the stairwell between them, holes had been punched through the
The roof affords an almost uninterrupted view of Tal Al Sultan and
its environs. On one side it overlooks the hills that lead to the
Jewish settlement of Rafiah Yam to the west and the Mediterranean
beyond, maybe a mile away. On the other side, the building
overlooks other rooftops, including the house where the children
died, about 150 meters away. At the base of a meter high concrete
wall at that corner was a watermelon-sized hole. Through it, the
bullet marks at the top of the Moghaias' stairwell were visible
with the naked eye. Next to that hole, lay a box. Its label, in
Hebrew, read: "20 rounds 7.62 millimeter ammunition for
Mohammad said they had no clear idea what the soldiers were doing,
though they could hear plenty of shooting. The soldiers only spoke
directly with Mohammad's father, who had worked as a laborer in
Israel and speaks some Hebrew.
The soldiers finally left at around 2 a.m. on May 19, said
Mohammed. They had been in the building for nearly 15 hours.
On May 23, an Israeli army spokesman said the incident was " under
"There were explosive devices detonated against our forces in the

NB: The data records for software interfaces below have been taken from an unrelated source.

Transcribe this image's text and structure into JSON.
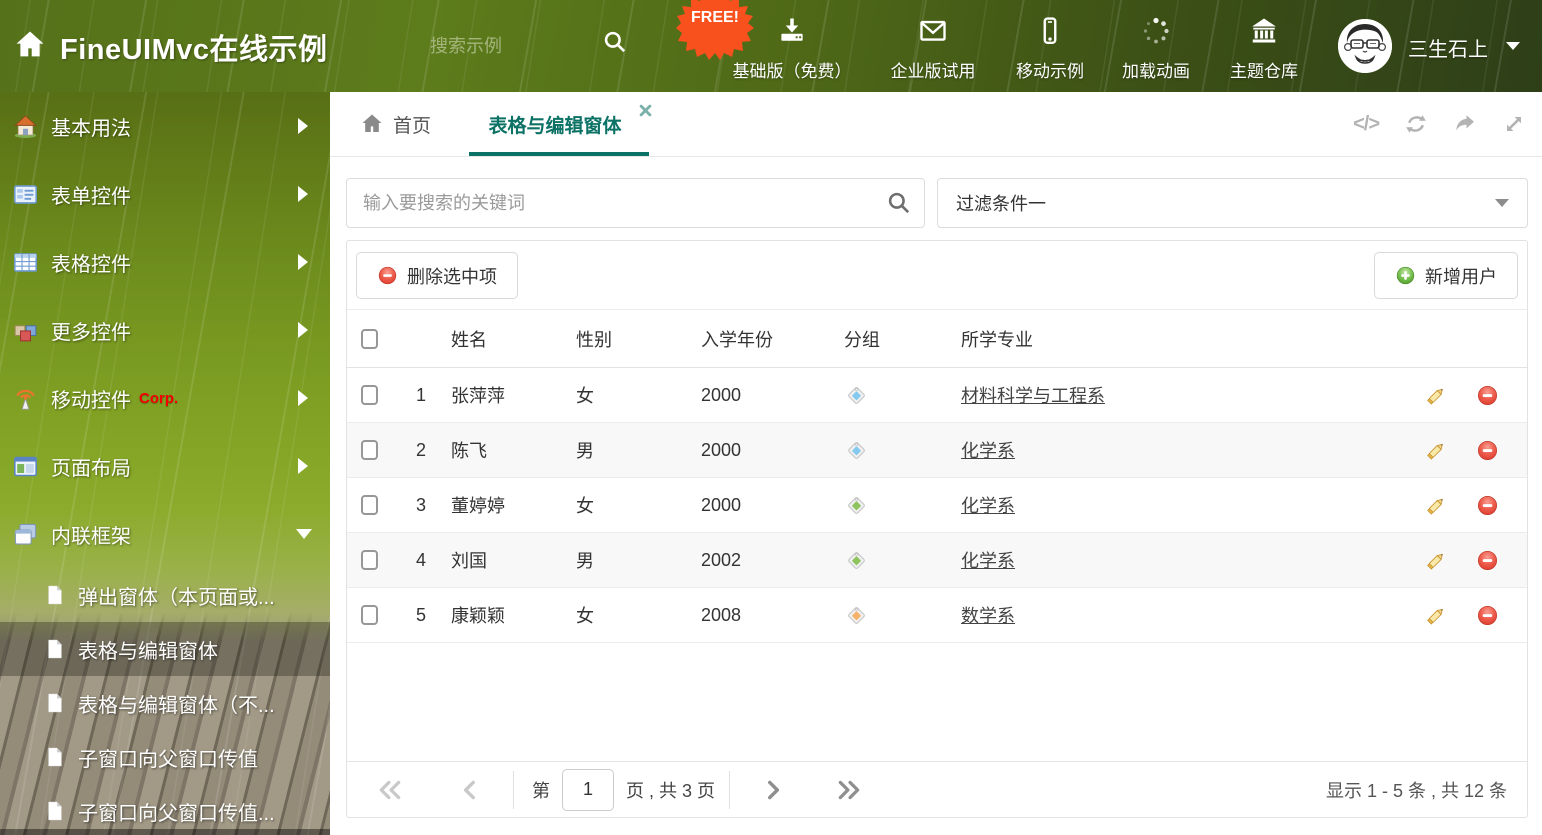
{
  "header": {
    "title": "FineUIMvc在线示例",
    "search_placeholder": "搜索示例",
    "free_badge": "FREE!",
    "nav_items": [
      {
        "label": "基础版（免费）",
        "icon": "download-icon"
      },
      {
        "label": "企业版试用",
        "icon": "envelope-icon"
      },
      {
        "label": "移动示例",
        "icon": "mobile-icon"
      },
      {
        "label": "加载动画",
        "icon": "spinner-icon"
      },
      {
        "label": "主题仓库",
        "icon": "bank-icon"
      }
    ],
    "user": {
      "name": "三生石上"
    }
  },
  "sidebar": {
    "items": [
      {
        "label": "基本用法",
        "icon": "house-icon"
      },
      {
        "label": "表单控件",
        "icon": "form-icon"
      },
      {
        "label": "表格控件",
        "icon": "grid-icon"
      },
      {
        "label": "更多控件",
        "icon": "cubes-icon"
      },
      {
        "label": "移动控件",
        "badge": "Corp.",
        "icon": "antenna-icon"
      },
      {
        "label": "页面布局",
        "icon": "layout-icon"
      },
      {
        "label": "内联框架",
        "icon": "frames-icon",
        "expanded": true,
        "children": [
          "弹出窗体（本页面或...",
          "表格与编辑窗体",
          "表格与编辑窗体（不...",
          "子窗口向父窗口传值",
          "子窗口向父窗口传值..."
        ]
      }
    ],
    "selected_child": "表格与编辑窗体"
  },
  "tabs": [
    {
      "label": "首页",
      "icon": "home-icon"
    },
    {
      "label": "表格与编辑窗体",
      "active": true,
      "closable": true
    }
  ],
  "main": {
    "search": {
      "placeholder": "输入要搜索的关键词"
    },
    "filter": {
      "value": "过滤条件一"
    },
    "toolbar": {
      "delete_label": "删除选中项",
      "add_label": "新增用户"
    },
    "table": {
      "columns": [
        "姓名",
        "性别",
        "入学年份",
        "分组",
        "所学专业"
      ],
      "rows": [
        {
          "num": "1",
          "name": "张萍萍",
          "gender": "女",
          "year": "2000",
          "tag_color": "#85c9ef",
          "major": "材料科学与工程系"
        },
        {
          "num": "2",
          "name": "陈飞",
          "gender": "男",
          "year": "2000",
          "tag_color": "#85c9ef",
          "major": "化学系"
        },
        {
          "num": "3",
          "name": "董婷婷",
          "gender": "女",
          "year": "2000",
          "tag_color": "#8dc45e",
          "major": "化学系"
        },
        {
          "num": "4",
          "name": "刘国",
          "gender": "男",
          "year": "2002",
          "tag_color": "#8dc45e",
          "major": "化学系"
        },
        {
          "num": "5",
          "name": "康颖颖",
          "gender": "女",
          "year": "2008",
          "tag_color": "#f6b26b",
          "major": "数学系"
        }
      ]
    },
    "pagination": {
      "prefix": "第",
      "page": "1",
      "suffix": "页 , 共 3 页",
      "summary": "显示 1 - 5 条 , 共 12 条"
    }
  },
  "colors": {
    "accent_teal": "#0c7266",
    "free_badge_orange": "#ff4d17",
    "corp_red": "#f40000",
    "delete_red": "#e2362a",
    "add_green": "#5aa32e"
  }
}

area, and we have no specific information about any of our forces
mistakenly hitting the children," he said. But, "it is too early to
say anything precisely."
On May 26, Amnesty International called on Israel to conduct a
"thorough, independent and impartial investigation" into the deaths
of the two teenagers. In all, at least 45 Palestinians were killed
during Operation Rainbow, 12 of them children under 16, according
to hospital officials, including a 3-year-old girl who was killed
on May 22. At least 10 were killed when Israeli tank shells slammed
into demonstrators trying to enter Tal Al Sultan on May 19. The
Israeli army denies the demonstration was deliberately targeted.